Posted By Norman Gasbarro on February 23, 2011
Nicholas Adams (1843-1927) was born in Sacramento, Hubley Township, Schuylkill County, Pennsylvania. Some sources give his birth date as 20 April 1843 while other sources give it in March. He was the son of Nicholas Adams and Salome [Hoffa] Adams of Sacramento, who had twenty-one children, among them the sisters Hannah Adams and Ellen Adams, both of whom married Emanuel Dietrich; Hannah gave birth to twins and died shortly thereafter, whereupon her sister Ellen married Emanuel Dietrich and had 11 children with him in addition to raising her sister’s twin sons. See prior post on the Dietrich family in the Civil War. Nicholas Adams married Lucy Rothermel who was the daughter of Isaac Rothermel and Hannah [Wiest] Rothermel. Lucy’s brother, William Rothermel was the subject of a prior post.
On 9 September 1861, Nicholas Adams was mustered into the 50th Pennsylvania Infantry, Company A, as a Private. At his enrollment, he claimed to be 19 (but was actually 18), was 5 foot 7 3/4 inches tall, florid complexion, brown hair, blue eyes, and lived in Sacramento. His occupation was given as laborer. Future brother-in-law William Rothermel was in the same regiment and company. After three years of service, Nicholas could have received an honorable discharge, but instead, while at Blaine’s Cross Roads, Tennessee, he re-enlisted along with his future brother-in-law for a term of three years. Shortly after the war ended, the regiment was mustered out on 30 July 1865.
The war record of Nicholas Adams is interesting in that he lost an eye at Chancellorsville, Virginia, in 1863, and after three months of recovery, he returned to the front, continuing to serve although he was eligible for a surgeon’s discharge.
He fought in many battles and when in a reminiscent mood, his war history was more interesting than many found on the printed page, because it was drawn from actual experience which was [sic] never known to shy danger when the liberty of his country was at stake. He was minus one eye which was shot out… in a skirmish which came near costing him his life. The bullet passed through the eye and lodged in his throat. He coughed it out and in less than three months he was back in the ranks.

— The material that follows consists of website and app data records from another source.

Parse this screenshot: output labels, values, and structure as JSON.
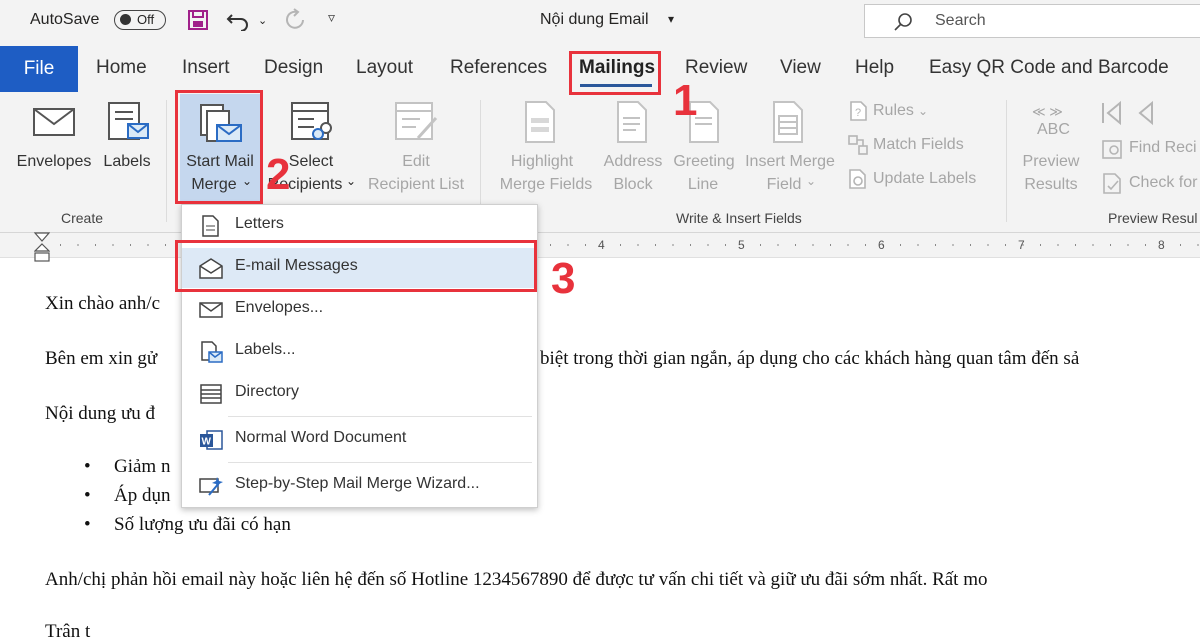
{
  "titlebar": {
    "autosave_label": "AutoSave",
    "autosave_state": "Off",
    "document_title": "Nội dung Email",
    "search_placeholder": "Search"
  },
  "tabs": [
    "File",
    "Home",
    "Insert",
    "Design",
    "Layout",
    "References",
    "Mailings",
    "Review",
    "View",
    "Help",
    "Easy QR Code and Barcode"
  ],
  "active_tab": "Mailings",
  "ribbon": {
    "create": {
      "envelopes": "Envelopes",
      "labels": "Labels",
      "group": "Create"
    },
    "start_merge": {
      "line1": "Start Mail",
      "line2": "Merge"
    },
    "select_recipients": {
      "line1": "Select",
      "line2": "Recipients"
    },
    "edit_list": {
      "line1": "Edit",
      "line2": "Recipient List"
    },
    "highlight": {
      "line1": "Highlight",
      "line2": "Merge Fields"
    },
    "address": {
      "line1": "Address",
      "line2": "Block"
    },
    "greeting": {
      "line1": "Greeting",
      "line2": "Line"
    },
    "insert_merge": {
      "line1": "Insert Merge",
      "line2": "Field"
    },
    "rules": "Rules",
    "match_fields": "Match Fields",
    "update_labels": "Update Labels",
    "write_group": "Write & Insert Fields",
    "preview": {
      "abc": "ABC",
      "line1": "Preview",
      "line2": "Results"
    },
    "find_recipient": "Find Reci",
    "check_errors": "Check for",
    "preview_group": "Preview Resul"
  },
  "ruler_numbers": [
    "4",
    "5",
    "6",
    "7",
    "8"
  ],
  "menu": {
    "items": [
      {
        "label": "Letters",
        "icon": "letter-icon"
      },
      {
        "label": "E-mail Messages",
        "icon": "email-envelope-icon"
      },
      {
        "label": "Envelopes...",
        "icon": "envelope-icon"
      },
      {
        "label": "Labels...",
        "icon": "labels-icon"
      },
      {
        "label": "Directory",
        "icon": "directory-icon"
      },
      {
        "label": "Normal Word Document",
        "icon": "word-icon"
      },
      {
        "label": "Step-by-Step Mail Merge Wizard...",
        "icon": "wizard-icon"
      }
    ]
  },
  "document": {
    "line1": "Xin chào anh/c",
    "line2_left": "Bên em xin gử",
    "line2_right": "biệt trong thời gian ngắn, áp dụng cho các khách hàng quan tâm đến sả",
    "line3": "Nội dung ưu đ",
    "bullets": [
      "Giảm n",
      "Áp dụn",
      "Số lượng ưu đãi có hạn"
    ],
    "line5": "Anh/chị phản hồi email này hoặc liên hệ đến số Hotline 1234567890 để được tư vấn chi tiết và giữ ưu đãi sớm nhất. Rất mo",
    "line6": "Trân t"
  },
  "annotations": [
    "1",
    "2",
    "3"
  ],
  "colors": {
    "file_tab": "#1e5dc4",
    "annotation": "#e8323c",
    "active_underline": "#2b579a"
  }
}
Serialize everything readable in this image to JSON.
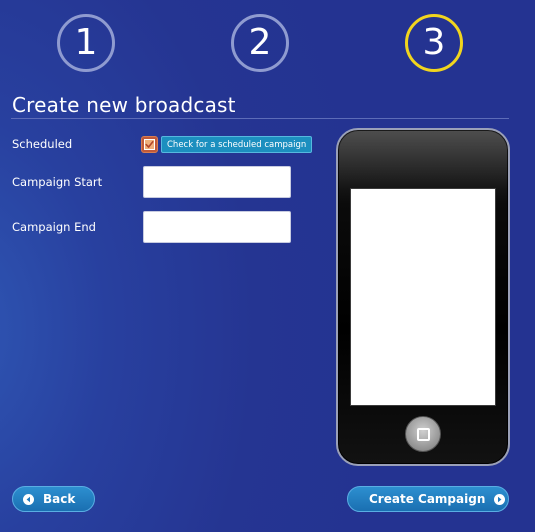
{
  "steps": [
    {
      "label": "1",
      "active": false
    },
    {
      "label": "2",
      "active": false
    },
    {
      "label": "3",
      "active": true
    }
  ],
  "form": {
    "title": "Create new broadcast",
    "scheduled_label": "Scheduled",
    "scheduled_checked": true,
    "scheduled_tooltip": "Check for a scheduled campaign",
    "campaign_start_label": "Campaign Start",
    "campaign_start_value": "",
    "campaign_end_label": "Campaign End",
    "campaign_end_value": ""
  },
  "buttons": {
    "back_label": "Back",
    "create_label": "Create Campaign"
  },
  "icons": {
    "back": "arrow-left-circle-icon",
    "create": "arrow-right-circle-icon",
    "check": "checkmark-icon",
    "home": "home-button-icon"
  },
  "colors": {
    "background": "#253592",
    "active_step": "#f1d51e",
    "inactive_step": "#8f9bd0",
    "button": "#1f7bbf",
    "tooltip": "#1c8fbf",
    "checkbox": "#c05a3a"
  }
}
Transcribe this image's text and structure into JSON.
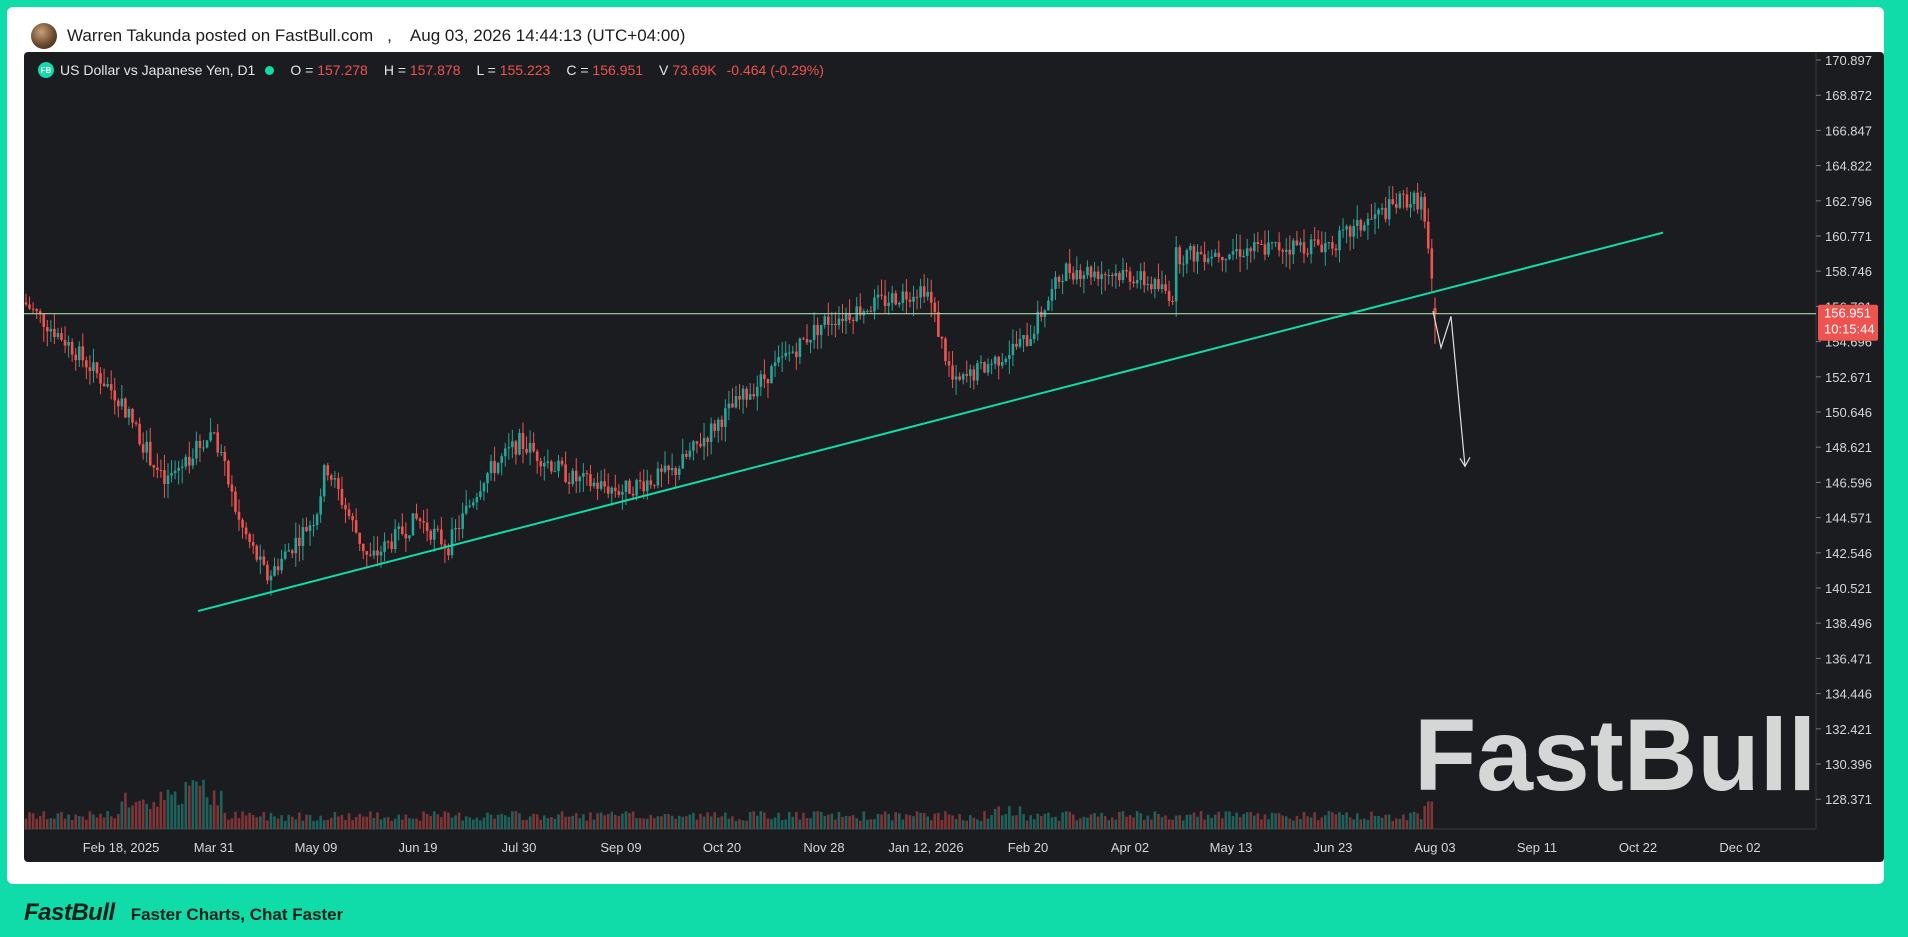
{
  "post": {
    "author_line": "Warren Takunda posted on FastBull.com",
    "separator": ",",
    "timestamp": "Aug 03, 2026 14:44:13 (UTC+04:00)"
  },
  "instrument": {
    "badge": "FB",
    "name": "US Dollar vs Japanese Yen, D1",
    "o_label": "O =",
    "o": "157.278",
    "h_label": "H =",
    "h": "157.878",
    "l_label": "L =",
    "l": "155.223",
    "c_label": "C =",
    "c": "156.951",
    "v_label": "V",
    "v": "73.69K",
    "change": "-0.464 (-0.29%)"
  },
  "price_tag": {
    "price": "156.951",
    "countdown": "10:15:44"
  },
  "watermark": "FastBull",
  "footer": {
    "logo": "FastBull",
    "tagline": "Faster Charts, Chat Faster"
  },
  "colors": {
    "up": "#26a69a",
    "down": "#ef5350",
    "background": "#1b1c20",
    "accent": "#10dcaa",
    "level_line": "#a5d6a7"
  },
  "chart_data": {
    "type": "candlestick",
    "y_ticks": [
      "170.897",
      "168.872",
      "166.847",
      "164.822",
      "162.796",
      "160.771",
      "158.746",
      "156.721",
      "154.696",
      "152.671",
      "150.646",
      "148.621",
      "146.596",
      "144.571",
      "142.546",
      "140.521",
      "138.496",
      "136.471",
      "134.446",
      "132.421",
      "130.396",
      "128.371"
    ],
    "ylim": [
      127.0,
      171.5
    ],
    "x_ticks": [
      "Feb 18, 2025",
      "Mar 31",
      "May 09",
      "Jun 19",
      "Jul 30",
      "Sep 09",
      "Oct 20",
      "Nov 28",
      "Jan 12, 2026",
      "Feb 20",
      "Apr 02",
      "May 13",
      "Jun 23",
      "Aug 03",
      "Sep 11",
      "Oct 22",
      "Dec 02"
    ],
    "key_closes": [
      [
        "Jan 2025",
        157.6
      ],
      [
        "Feb 05",
        155.2
      ],
      [
        "Feb 18, 2025",
        152.0
      ],
      [
        "Mar 10",
        147.2
      ],
      [
        "Mar 31",
        150.3
      ],
      [
        "Apr 10",
        145.0
      ],
      [
        "Apr 21",
        141.8
      ],
      [
        "May 09",
        145.4
      ],
      [
        "May 13",
        148.3
      ],
      [
        "Jun 02",
        142.8
      ],
      [
        "Jun 19",
        145.2
      ],
      [
        "Jul 01",
        143.6
      ],
      [
        "Jul 15",
        147.6
      ],
      [
        "Jul 30",
        149.6
      ],
      [
        "Aug 20",
        147.5
      ],
      [
        "Sep 09",
        146.8
      ],
      [
        "Oct 01",
        147.9
      ],
      [
        "Oct 20",
        151.0
      ],
      [
        "Nov 28",
        156.5
      ],
      [
        "Jan 12, 2026",
        158.5
      ],
      [
        "Jan 20",
        152.8
      ],
      [
        "Feb 20",
        155.5
      ],
      [
        "Mar 05",
        159.5
      ],
      [
        "Apr 02",
        159.2
      ],
      [
        "Apr 20",
        158.0
      ],
      [
        "May 13",
        156.5
      ],
      [
        "Jun 23",
        161.0
      ],
      [
        "Jul 20",
        163.5
      ],
      [
        "Jul 26",
        163.4
      ],
      [
        "Aug 03",
        156.951
      ]
    ],
    "last": {
      "open": 157.278,
      "high": 157.878,
      "low": 155.223,
      "close": 156.951,
      "volume": "73.69K"
    },
    "trendline": {
      "from": [
        "Mar 31",
        139.9
      ],
      "to": [
        "Oct 22",
        161.6
      ]
    },
    "horizontal_level": 156.951,
    "forecast_path": [
      [
        "Aug 03",
        157.1
      ],
      [
        "Aug 03",
        155.0
      ],
      [
        "Aug 03",
        156.8
      ],
      [
        "Aug 10",
        148.2
      ]
    ]
  }
}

He was taken captive in the Battle of Petersburg, Virginia, 2 April 1865 and his experiences were most interesting but not without a touch of pathos when he recalled the suffering and privations he endured during his captivity.
Upon returning from the war he married Lucy Ann Rothermel and the couple moved to Williamstown, Dauphin County. To their union were born many children, including: Hannah Sevilla Adams (1866-?); Rolandis “Paddy” Adams (1868-?); Isaac Monroe Adams (1870-?); Charles Milton”Farmer” Adams (1875-?); William Victor Adams (1876-?); Sarah Ellen Adams (1878-?); Nicholas Edwin Adams (1880-?); John Quincy Adams (1882-?); Lucy Mary Adams (1885-?); Clayton Franklin Adams (1890-?); Lizzie Adams; and Mae Adams.
After the war, Nicholas Adams supported his family by working as a coal miner and as his sons reached an appropriate age, they too worked in the mines. In 1900 Nicholas was a team driver at the mines and his sons were working as laborers or miners; daughter Lucy was working in a shirt factory. By 1910, he had “retired” and had his “own income.” Youngest son Clayton, still living at home at age 30, was a retail confection merchant.
Because he lost an eye during the war, Nicholas Adams was eligible for a invalid pension, which he applied for in 1867. He received a pension until his death at age 84 on 16 September 1927. After his death, his widow Lucy applied for and received a widow’s pension which she collected until her death in 1928.
The description of his funeral was told in the Williamstown Sesquicentennial Book, 1976:
The funeral was held from the home of his son Clayton, on Tuesday afternoon, 20 September 1927. It was the largest held in the town for years and was in keeping with the aged veteran’s illustrious military career. The casket, draped with American flag, was decorated with beautiful flowers and was escorted to the grave by the following delegations: Colors and color guards from Spanish and World War, Williamstown Band, Chester Post G.A.R., flag borne by a delegation of boys and girls from the high school (this flag was presented by him to the public school), American legion Post No. 239, and Spanish War Veterans, Washington Camp 250 P.O.S.A. The pall bearers were selected from the ranks of the local Spanish and World War veterans. Rev. Cornwell Beamesderfer, assisted by the Rev. Geiseke were the officiating clergymen.
Nicholas Adams is buried in Fairview Cemetery in Tower City, Schuylkill County.
More information is sought on Nicholas Adams, his life and Civil War service. Readers are invited to contribute!
Some information for this post was taken from the Williamstown Sesquicentennial Book, 1976 (portrait and quotes); A Comprehensive History of the Town of Gratz Pennsylvania; Pennsylvania Archives (Veterans’ File card); Ancestry.com (Pension Index Card); and from member family trees on Ancestry.com.